by Hanna Noh
 South Korea, the first country to become the UN assessment contributor from UNAIDS, miracle of the Han River. Those are common accolades commemorating South Korea’s incredible development over the past half-century. After three years of a devastating Korean War (1950-1953), the country was left impoverished and in a dire state. Consequently, basic human rights such as freedom of expression and freedom of assembly were often sacrificed in pursuit of industrialization and development. Now, South Korea enjoys its status as the world’s 15th largest GDP (Gross Domestics Products) and is ranked 7th largest merchandise exporter in the world. Nevertheless, what we are witnessing now in Miryang, a small farming village located in the Southeast region of South Korea, resembles the development stage of South Korea seen in the 1970’s, when government prioritised national development over individual rights.
On 10 October 2013, CIVICUS published a press release urging the Korean government to release the 11 detainees who were charged for obstructing official business; the construction of a 765kV Power Transmission Tower intended to send a high amount of electricity from Gori nuclear power plant to Seoul. The situation in Miryang began deteriorating on 7 October when 11 environmental defenders were arrested and arbitrarily detained for an unknown period in Miryang for attempting to voice their concerns. The People’s Solidarity Movement for Participatory Democracy filed complaints to the United Nations Human Rights Special Rapporteur on the 2nd, 3rd and 7th of October, attempting to draw international attention on the situation but to date there has been no response.
Continued police injustice is taking place in this tranquil village, including threats and harassment toward villagers, arbitrary detention, and indiscreet photo-taking and videotaping of protestors without warrants nor identifying the responsible police. In a media announcement sent 7 October, police authorities in Miryang claimed they would try their best to avoid unnecessary physical clashes between civilians and armed forces. However, this in reality was disregarded since many reports contain details of violent repression of the demonstrators. Most protesters are senior citizens in their 70’s and 80’s but overzealous police officials have used excessive force in crushing them while barricades around the protest site cut off necessary medical and food supplies.
There have also been significant distortions in national media coverage of the Miryang protests. Major national broadcasters have favoured the government.
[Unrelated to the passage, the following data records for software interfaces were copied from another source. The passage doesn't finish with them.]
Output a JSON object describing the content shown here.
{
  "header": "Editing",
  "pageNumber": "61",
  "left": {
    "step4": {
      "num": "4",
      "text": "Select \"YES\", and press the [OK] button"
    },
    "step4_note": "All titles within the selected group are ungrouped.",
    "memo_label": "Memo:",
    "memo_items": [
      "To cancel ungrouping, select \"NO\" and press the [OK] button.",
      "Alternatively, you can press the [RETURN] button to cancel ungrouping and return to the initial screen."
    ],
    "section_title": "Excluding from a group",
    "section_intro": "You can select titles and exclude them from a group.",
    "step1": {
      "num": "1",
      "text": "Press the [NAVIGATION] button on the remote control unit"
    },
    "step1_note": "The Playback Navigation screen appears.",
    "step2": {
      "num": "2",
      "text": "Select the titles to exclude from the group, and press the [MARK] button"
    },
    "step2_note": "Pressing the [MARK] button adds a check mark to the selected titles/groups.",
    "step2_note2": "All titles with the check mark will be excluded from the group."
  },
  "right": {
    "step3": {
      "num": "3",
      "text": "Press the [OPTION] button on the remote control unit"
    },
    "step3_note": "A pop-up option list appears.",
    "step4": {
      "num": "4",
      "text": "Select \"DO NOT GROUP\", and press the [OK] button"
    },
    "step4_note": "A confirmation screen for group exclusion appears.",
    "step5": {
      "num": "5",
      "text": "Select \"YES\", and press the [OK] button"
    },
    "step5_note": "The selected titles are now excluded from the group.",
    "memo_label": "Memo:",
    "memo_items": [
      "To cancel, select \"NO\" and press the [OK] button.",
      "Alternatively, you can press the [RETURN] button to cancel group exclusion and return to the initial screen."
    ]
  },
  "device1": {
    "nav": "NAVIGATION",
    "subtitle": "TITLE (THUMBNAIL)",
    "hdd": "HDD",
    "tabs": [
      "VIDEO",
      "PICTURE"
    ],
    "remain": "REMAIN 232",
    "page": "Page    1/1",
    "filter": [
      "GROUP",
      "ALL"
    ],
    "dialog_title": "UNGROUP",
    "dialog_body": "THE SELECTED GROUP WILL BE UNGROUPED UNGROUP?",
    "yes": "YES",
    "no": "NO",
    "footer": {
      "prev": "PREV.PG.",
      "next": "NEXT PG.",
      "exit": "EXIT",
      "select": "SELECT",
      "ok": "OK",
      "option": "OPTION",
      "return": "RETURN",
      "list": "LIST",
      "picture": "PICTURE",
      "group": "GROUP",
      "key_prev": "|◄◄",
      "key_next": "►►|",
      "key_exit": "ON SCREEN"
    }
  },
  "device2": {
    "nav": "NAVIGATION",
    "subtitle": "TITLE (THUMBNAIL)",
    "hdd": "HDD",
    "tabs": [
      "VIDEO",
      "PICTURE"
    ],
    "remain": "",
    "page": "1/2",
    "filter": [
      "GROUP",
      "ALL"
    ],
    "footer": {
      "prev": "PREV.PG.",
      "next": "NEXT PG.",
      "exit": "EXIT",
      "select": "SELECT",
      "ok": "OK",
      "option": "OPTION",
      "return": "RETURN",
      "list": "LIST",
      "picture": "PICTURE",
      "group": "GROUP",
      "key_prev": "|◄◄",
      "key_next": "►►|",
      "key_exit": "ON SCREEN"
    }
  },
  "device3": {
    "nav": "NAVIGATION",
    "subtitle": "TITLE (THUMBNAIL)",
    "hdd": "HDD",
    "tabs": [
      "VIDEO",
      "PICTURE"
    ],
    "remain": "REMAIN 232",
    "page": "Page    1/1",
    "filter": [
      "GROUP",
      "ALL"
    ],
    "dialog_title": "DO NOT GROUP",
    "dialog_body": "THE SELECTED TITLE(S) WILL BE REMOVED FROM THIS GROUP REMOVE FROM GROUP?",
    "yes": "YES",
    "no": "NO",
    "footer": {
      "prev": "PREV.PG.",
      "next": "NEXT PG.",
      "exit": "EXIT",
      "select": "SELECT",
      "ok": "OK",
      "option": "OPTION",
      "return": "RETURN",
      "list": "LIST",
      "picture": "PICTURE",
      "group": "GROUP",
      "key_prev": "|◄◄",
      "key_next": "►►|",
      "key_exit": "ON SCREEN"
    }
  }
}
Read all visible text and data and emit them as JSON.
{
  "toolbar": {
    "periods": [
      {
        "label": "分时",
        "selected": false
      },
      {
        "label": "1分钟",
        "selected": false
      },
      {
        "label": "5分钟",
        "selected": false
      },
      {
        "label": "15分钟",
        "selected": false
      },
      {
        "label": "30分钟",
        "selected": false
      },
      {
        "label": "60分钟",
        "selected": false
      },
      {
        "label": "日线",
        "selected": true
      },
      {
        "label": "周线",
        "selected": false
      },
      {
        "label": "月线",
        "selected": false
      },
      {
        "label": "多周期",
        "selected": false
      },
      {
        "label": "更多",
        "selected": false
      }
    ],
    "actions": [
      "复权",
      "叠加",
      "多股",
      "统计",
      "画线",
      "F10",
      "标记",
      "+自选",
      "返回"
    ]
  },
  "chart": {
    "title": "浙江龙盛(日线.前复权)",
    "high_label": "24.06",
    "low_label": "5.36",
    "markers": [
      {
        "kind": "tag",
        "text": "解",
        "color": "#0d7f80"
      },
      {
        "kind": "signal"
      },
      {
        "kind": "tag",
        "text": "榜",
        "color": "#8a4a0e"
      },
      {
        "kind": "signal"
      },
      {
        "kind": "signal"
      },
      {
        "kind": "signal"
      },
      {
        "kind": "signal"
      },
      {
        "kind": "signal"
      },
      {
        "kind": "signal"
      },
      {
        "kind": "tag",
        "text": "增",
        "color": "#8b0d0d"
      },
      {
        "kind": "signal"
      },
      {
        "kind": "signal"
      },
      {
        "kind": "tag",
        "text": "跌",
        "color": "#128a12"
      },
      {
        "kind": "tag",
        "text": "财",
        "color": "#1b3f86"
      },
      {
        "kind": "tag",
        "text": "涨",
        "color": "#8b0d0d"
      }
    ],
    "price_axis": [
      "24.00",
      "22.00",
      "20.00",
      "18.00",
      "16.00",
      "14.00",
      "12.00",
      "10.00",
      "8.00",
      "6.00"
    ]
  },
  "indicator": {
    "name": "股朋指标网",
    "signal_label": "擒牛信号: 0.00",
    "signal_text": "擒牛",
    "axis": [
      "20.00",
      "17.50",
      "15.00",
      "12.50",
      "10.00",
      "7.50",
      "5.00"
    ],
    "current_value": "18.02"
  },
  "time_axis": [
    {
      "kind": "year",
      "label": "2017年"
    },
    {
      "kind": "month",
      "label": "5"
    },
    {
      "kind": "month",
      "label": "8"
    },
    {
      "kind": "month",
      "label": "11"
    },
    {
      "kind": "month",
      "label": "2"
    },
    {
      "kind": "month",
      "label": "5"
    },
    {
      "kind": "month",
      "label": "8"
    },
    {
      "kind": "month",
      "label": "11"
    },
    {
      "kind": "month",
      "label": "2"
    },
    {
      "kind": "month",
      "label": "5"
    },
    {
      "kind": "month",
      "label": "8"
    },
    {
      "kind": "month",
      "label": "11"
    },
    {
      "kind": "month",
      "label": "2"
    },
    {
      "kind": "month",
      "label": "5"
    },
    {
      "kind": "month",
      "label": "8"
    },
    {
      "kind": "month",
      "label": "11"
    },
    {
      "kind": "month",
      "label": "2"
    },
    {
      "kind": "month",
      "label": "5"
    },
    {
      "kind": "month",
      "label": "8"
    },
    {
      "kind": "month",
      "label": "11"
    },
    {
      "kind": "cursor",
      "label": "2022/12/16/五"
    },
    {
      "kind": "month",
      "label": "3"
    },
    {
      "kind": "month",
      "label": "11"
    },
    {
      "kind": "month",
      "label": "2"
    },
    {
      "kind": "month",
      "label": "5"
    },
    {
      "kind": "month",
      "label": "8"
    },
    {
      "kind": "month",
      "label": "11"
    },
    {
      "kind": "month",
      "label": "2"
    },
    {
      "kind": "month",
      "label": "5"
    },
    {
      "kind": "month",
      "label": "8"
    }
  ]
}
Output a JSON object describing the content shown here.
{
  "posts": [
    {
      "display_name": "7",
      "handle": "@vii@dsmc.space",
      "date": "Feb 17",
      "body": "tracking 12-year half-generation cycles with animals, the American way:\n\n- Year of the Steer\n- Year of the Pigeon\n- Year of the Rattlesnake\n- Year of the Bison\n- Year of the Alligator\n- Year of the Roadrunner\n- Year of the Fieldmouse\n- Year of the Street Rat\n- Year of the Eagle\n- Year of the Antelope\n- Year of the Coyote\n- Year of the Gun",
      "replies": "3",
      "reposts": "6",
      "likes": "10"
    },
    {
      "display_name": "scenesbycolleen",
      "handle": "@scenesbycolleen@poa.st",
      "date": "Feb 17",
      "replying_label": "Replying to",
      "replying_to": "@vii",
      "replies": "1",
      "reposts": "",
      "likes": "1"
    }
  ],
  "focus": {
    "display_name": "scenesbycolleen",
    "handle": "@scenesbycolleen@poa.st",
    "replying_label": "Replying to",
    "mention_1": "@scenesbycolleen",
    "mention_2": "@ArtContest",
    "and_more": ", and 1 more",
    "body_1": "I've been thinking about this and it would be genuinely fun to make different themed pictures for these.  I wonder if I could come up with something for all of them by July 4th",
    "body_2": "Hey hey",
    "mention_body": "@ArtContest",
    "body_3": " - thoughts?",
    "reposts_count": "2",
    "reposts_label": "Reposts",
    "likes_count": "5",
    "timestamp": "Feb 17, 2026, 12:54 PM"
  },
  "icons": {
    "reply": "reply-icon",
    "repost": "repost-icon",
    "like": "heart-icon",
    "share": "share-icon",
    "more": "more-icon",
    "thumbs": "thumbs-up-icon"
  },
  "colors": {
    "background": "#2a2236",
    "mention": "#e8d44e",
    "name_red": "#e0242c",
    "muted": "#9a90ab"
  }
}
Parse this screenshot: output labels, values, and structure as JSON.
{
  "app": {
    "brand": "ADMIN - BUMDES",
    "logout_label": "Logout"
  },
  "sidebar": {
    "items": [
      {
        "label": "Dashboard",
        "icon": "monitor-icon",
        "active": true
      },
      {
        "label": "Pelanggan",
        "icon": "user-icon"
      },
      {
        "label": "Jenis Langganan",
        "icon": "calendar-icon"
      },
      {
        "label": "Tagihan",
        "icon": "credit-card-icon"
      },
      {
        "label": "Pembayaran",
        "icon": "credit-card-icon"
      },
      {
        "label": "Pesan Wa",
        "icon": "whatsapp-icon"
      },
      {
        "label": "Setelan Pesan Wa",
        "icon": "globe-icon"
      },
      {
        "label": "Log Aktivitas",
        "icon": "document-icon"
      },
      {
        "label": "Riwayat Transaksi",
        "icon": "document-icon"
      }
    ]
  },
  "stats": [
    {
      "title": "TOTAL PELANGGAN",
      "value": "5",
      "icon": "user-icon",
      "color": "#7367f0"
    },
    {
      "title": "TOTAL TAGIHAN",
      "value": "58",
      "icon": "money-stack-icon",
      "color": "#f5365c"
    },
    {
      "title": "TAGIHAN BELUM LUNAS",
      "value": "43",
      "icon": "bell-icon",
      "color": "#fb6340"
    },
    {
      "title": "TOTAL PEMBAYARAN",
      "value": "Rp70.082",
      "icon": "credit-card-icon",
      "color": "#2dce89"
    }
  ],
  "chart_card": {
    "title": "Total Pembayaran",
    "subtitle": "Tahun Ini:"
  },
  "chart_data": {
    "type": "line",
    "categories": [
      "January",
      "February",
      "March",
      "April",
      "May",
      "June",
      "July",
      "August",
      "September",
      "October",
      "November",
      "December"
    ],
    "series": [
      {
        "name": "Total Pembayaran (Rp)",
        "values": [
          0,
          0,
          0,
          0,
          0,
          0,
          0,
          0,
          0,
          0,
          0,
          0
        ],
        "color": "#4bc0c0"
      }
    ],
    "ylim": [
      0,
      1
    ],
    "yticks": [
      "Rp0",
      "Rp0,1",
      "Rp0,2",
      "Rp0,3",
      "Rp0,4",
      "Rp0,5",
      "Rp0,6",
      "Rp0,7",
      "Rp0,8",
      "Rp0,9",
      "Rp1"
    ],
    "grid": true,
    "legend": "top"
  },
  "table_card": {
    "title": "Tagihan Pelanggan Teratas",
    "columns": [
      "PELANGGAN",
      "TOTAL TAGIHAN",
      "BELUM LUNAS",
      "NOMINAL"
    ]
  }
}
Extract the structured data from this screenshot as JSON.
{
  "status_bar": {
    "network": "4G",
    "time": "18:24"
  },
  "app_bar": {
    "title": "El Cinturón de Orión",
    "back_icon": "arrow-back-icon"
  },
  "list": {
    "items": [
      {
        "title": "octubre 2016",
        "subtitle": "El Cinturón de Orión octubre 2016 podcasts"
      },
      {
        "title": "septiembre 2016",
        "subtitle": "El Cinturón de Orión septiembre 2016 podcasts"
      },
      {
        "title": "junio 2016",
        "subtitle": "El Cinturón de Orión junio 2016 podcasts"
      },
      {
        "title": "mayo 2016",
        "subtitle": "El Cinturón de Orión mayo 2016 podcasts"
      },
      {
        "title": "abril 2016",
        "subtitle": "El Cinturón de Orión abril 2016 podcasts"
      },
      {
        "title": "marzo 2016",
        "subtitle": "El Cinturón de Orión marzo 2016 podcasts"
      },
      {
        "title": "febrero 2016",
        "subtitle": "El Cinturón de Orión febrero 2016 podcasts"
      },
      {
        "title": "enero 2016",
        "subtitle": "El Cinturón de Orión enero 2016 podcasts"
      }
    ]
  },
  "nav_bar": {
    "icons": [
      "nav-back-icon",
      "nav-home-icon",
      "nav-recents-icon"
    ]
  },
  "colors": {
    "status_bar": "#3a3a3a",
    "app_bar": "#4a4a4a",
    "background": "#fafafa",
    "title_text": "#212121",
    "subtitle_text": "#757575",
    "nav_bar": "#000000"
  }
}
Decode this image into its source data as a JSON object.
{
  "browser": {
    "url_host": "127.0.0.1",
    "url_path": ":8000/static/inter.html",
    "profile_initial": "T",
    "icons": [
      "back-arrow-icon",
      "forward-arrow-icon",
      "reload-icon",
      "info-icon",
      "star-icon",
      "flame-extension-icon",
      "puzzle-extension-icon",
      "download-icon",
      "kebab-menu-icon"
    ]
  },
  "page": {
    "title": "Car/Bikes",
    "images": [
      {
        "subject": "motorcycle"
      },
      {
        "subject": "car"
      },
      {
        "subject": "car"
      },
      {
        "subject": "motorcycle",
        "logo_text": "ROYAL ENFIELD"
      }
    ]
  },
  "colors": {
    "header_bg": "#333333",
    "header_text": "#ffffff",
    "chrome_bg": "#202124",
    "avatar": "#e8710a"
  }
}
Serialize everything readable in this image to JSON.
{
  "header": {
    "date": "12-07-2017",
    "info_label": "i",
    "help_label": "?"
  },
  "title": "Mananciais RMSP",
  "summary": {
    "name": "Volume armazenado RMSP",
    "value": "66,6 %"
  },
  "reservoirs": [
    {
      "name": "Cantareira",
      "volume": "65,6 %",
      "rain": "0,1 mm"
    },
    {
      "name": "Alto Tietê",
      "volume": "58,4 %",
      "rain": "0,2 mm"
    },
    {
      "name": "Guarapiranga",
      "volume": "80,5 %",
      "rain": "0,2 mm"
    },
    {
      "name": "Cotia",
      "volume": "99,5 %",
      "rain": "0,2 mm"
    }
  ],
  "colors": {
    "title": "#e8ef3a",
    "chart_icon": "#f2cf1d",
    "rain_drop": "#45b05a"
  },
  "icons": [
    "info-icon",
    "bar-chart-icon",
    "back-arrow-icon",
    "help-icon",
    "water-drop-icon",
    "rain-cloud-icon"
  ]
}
For instance, KEPCO, the company responsible for this project, claim that there have been 415 rounds of discussions seeking accordance with the residents but due to unhelpful attitudes, a middle ground has not been reached.
The purpose of the protests were to show dissent against the reopening of construction of 69 transmission towers in 5 villages of Miryang by Korea Electric Power Cooperation (KEPCO). Due to high voltage and noises transmitted from the towers when in operation, the residents of Miryang are threatened with their right to health, safe environment and property. The 69 towers were designed to cut across the middle of the village and lines of mountains, making them highly disruptive to village residents daily lives. Yet, careful scrutiny reveals that compensation for the residents is not adequate, government refused to work with the villagers and civil society before opening construction, and alternatives to the tower construction haven’t received serious consideration.
Setting aside the effectiveness of the transmission towers, it was previously the government’s legal obligation to obtain consent from residents for such construction. Today in Miryang, the government is pushing transmission tower projects, which lack any deliberate consideration for civil society voices and claim compromising human rights is necessary for national development. As a young Korean, I am confused by how the government can force national development plans on its citizens without properly consulting with those whose lives and rights are compromised in the pursuit of development, requiring the villagers to remain silent and surrender their rights for the good of the country.
Nevertheless, I count on the power of a growing civil society and Korean government’s willingness to take international agreements into domestic action. Being a member of the United Nations Human Rights Council (HRC), Korea has been showing active participation, including its commitment during the Universal Periodic Review in 2012.
While sitting at the 24th HRC session on 9th – 27th September 2013 and the 17th UPR review on 21st October – 1st November as an intern of CIVICUS’ Geneva office, I could observe Korean delegation calling on states under review to promote human rights at the national level. Now it is time for the Korean government to speak with its actions, not the words used in the HRC. Remembering the words of Albert Camus, “I should like to be able to love my country and still love justice. I want to keep it alive by keeping justice alive.” I join the call for the Korean government to respect the rights of every citizen. Let us not remain silent about the injustice and suffering of our neighbours.
 CHOE, SANG-HUN, “ As Power Line Grows, So Does Fight Between Ancient and Modern Korea”, New York Times, October 29th 2013, http://www.nytimes.com/2013/10/30/world/asia/koreans-say-power-line-plan-threatens-tradition.html?hp&_r=1&
 World Development Indicators, World Bank, 2012
 2011 Rank in World Trade, World Trade Organization, 2013